**Brief**
Report back the lines in this listing that carry the string "JSON".
==========
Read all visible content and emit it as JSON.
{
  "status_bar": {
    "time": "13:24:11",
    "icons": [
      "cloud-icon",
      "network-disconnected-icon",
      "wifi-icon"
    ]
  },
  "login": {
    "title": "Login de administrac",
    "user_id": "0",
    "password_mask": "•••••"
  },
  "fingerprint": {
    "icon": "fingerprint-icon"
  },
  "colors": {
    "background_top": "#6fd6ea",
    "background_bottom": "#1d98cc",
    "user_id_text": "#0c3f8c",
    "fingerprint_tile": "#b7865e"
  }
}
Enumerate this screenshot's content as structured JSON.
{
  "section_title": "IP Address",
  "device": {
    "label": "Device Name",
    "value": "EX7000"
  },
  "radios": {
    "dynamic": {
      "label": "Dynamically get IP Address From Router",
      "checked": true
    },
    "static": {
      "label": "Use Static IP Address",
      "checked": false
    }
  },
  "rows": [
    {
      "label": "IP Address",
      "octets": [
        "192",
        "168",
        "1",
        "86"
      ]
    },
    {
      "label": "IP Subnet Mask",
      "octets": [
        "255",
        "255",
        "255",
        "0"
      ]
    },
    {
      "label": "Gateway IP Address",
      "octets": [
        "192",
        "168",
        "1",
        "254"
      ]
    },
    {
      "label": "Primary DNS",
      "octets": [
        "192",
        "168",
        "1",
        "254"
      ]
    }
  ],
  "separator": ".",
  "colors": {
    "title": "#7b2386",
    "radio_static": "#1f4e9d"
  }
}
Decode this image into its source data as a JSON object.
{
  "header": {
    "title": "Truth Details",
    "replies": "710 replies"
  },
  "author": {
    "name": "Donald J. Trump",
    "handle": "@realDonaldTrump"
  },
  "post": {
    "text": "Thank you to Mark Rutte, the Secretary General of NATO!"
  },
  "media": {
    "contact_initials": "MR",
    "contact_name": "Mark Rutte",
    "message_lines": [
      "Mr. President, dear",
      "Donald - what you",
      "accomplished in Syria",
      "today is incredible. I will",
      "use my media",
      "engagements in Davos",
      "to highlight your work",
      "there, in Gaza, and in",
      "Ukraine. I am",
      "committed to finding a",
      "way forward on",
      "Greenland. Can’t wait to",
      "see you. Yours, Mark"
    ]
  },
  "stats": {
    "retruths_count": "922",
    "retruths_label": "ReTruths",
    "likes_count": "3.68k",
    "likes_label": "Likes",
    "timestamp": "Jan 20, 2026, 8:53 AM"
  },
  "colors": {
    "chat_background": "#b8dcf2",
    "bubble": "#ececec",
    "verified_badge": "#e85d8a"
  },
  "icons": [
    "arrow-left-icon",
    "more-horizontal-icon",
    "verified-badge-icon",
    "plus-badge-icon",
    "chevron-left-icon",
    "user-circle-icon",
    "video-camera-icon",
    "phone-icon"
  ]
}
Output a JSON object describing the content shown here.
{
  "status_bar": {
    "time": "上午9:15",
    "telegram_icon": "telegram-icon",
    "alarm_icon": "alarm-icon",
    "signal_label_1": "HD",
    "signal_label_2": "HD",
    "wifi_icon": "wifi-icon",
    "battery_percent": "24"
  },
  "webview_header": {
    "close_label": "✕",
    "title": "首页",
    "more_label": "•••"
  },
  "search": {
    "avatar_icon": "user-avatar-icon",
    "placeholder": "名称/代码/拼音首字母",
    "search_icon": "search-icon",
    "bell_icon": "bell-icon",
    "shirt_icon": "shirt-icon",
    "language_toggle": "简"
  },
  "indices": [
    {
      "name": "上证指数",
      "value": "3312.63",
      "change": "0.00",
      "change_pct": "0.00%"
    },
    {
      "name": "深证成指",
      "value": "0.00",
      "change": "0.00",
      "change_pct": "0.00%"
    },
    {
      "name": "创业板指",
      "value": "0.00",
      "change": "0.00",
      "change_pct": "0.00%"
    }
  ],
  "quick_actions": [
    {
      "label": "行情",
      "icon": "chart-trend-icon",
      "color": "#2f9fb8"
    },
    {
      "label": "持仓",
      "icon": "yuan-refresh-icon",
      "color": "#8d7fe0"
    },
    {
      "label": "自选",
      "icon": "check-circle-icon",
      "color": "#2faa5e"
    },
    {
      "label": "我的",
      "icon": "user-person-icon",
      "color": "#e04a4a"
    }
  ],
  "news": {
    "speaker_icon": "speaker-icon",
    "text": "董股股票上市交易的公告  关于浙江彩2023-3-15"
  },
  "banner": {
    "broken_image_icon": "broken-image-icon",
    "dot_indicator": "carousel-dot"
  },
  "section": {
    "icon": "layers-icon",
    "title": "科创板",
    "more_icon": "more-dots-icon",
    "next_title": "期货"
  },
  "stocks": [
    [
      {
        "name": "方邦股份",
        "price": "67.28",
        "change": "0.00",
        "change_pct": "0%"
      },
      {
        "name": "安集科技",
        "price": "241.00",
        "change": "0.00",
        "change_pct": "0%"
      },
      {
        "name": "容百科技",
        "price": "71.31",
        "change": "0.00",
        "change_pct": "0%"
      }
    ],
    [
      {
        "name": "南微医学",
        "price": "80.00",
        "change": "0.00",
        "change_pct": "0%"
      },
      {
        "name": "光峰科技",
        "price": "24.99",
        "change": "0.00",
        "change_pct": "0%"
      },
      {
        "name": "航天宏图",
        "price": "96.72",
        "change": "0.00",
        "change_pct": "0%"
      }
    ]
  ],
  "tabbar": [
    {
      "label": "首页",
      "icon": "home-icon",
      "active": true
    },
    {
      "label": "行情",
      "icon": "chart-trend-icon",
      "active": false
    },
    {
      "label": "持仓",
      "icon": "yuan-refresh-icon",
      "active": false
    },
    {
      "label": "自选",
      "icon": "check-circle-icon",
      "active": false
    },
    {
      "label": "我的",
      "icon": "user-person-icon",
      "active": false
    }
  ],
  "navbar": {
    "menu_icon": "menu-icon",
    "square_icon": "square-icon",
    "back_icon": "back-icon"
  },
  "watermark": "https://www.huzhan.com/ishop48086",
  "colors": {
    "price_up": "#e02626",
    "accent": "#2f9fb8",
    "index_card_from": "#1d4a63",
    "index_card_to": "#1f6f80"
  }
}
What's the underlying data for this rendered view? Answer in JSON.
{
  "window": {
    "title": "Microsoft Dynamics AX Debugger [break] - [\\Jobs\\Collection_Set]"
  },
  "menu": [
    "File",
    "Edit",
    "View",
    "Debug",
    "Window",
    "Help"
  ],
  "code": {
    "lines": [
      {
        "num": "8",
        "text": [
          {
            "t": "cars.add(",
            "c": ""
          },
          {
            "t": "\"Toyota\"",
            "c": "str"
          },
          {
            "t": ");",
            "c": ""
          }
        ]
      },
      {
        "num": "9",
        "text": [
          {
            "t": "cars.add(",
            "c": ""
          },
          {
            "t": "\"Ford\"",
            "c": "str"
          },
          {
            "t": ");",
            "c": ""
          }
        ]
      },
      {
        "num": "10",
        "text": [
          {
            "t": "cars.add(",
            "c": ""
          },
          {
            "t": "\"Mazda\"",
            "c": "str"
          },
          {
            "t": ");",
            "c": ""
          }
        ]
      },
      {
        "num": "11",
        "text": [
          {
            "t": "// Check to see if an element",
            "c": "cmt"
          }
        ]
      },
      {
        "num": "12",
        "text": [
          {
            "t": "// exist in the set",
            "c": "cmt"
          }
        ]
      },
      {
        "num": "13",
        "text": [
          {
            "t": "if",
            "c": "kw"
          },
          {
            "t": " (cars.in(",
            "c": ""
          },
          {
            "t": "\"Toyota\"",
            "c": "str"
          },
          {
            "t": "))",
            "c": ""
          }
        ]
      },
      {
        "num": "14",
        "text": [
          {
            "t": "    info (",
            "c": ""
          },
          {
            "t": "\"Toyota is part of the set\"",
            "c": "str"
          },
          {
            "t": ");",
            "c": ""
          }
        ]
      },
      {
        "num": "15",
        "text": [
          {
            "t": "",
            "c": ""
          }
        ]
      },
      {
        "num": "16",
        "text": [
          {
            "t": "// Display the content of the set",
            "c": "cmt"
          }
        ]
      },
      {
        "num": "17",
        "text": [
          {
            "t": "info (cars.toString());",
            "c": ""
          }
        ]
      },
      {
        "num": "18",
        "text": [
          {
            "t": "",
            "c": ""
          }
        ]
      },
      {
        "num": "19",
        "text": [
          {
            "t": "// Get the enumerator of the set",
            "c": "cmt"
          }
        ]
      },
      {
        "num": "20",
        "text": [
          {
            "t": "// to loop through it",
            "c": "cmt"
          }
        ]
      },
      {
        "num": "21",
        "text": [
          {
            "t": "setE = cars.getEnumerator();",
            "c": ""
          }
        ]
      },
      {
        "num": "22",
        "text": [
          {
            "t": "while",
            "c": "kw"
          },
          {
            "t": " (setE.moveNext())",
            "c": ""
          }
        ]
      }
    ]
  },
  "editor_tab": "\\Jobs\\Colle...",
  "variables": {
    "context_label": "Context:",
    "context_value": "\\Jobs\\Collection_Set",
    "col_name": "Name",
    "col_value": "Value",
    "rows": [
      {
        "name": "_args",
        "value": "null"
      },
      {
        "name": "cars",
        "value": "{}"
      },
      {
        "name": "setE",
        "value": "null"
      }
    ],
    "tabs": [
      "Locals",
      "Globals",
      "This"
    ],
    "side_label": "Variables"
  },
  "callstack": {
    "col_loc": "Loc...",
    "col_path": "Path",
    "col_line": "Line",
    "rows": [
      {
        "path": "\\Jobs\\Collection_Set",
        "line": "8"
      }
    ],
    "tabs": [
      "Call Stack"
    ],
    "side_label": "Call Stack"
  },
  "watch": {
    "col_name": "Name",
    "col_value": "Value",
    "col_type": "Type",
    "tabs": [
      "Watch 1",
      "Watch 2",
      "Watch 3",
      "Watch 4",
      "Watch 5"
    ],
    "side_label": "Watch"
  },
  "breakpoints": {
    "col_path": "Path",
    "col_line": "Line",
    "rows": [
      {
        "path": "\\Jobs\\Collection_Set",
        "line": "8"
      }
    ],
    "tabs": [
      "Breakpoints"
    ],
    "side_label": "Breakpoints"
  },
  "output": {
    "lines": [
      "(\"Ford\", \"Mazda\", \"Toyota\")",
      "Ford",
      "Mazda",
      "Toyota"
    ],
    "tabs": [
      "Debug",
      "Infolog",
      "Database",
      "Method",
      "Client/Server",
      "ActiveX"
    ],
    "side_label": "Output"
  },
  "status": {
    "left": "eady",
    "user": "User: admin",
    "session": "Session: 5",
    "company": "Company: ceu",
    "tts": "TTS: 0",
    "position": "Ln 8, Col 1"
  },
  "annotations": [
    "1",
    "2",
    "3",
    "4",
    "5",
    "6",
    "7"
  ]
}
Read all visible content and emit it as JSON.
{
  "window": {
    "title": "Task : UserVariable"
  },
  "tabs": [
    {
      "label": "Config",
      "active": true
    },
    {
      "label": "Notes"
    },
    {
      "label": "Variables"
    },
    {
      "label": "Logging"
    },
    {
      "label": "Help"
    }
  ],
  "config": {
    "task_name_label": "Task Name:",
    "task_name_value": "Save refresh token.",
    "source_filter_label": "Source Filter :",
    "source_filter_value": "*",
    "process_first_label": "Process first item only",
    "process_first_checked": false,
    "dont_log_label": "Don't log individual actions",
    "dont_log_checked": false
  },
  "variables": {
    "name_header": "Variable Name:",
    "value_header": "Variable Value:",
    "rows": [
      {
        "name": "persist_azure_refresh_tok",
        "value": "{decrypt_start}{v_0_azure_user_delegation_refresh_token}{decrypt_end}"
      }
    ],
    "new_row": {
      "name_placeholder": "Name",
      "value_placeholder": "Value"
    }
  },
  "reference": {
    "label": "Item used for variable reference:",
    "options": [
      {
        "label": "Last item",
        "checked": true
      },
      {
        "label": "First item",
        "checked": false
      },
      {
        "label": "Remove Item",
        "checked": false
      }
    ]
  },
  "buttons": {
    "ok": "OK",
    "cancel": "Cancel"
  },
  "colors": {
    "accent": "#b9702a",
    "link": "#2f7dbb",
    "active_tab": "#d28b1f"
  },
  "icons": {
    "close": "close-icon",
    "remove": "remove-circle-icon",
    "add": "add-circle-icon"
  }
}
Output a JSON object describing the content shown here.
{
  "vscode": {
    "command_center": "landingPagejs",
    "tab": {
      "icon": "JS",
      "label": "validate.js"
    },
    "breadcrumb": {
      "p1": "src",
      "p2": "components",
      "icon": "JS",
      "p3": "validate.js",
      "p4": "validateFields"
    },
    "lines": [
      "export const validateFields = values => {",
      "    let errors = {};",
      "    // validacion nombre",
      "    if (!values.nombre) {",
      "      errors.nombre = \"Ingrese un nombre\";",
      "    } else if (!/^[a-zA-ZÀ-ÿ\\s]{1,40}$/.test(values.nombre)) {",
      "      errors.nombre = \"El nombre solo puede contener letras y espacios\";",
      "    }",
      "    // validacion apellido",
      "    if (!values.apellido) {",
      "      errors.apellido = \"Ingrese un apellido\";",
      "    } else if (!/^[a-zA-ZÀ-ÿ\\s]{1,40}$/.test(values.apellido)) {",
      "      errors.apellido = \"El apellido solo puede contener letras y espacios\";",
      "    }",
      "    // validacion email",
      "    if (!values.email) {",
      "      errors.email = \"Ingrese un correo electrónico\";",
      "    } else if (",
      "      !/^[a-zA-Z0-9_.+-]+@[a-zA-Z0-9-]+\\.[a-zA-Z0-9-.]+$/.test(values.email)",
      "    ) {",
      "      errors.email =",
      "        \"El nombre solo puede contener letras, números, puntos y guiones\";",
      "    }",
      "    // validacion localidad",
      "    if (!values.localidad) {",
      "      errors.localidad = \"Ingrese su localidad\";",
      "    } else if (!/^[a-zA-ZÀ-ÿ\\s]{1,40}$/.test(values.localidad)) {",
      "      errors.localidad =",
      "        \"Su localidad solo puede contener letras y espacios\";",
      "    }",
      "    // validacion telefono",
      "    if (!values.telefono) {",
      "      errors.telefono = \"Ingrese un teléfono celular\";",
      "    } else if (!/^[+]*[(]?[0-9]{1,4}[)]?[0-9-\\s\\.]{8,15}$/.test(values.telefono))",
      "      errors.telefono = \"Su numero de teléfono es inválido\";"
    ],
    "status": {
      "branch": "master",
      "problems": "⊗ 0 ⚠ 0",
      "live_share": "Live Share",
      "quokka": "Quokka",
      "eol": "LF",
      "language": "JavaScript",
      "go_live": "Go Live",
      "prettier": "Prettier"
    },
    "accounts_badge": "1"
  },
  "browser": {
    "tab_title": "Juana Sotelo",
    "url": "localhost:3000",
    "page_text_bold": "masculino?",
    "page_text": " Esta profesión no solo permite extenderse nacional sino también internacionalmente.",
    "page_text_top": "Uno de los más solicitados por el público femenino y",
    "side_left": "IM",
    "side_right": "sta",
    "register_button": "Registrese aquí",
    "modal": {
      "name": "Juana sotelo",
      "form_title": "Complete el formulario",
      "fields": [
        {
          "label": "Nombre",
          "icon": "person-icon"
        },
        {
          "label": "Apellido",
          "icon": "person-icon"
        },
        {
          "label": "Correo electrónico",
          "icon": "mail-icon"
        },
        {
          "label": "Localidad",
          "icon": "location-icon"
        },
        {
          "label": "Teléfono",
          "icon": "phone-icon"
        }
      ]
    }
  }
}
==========
**Result**
Read all visible content and emit it as JSON.
Enumerate this screenshot's content as structured JSON.
Decode this image into its source data as a JSON object.
Output a JSON object describing the content shown here.
What's the underlying data for this rendered view? Answer in JSON.
Read all visible content and emit it as JSON.
Output a JSON object describing the content shown here.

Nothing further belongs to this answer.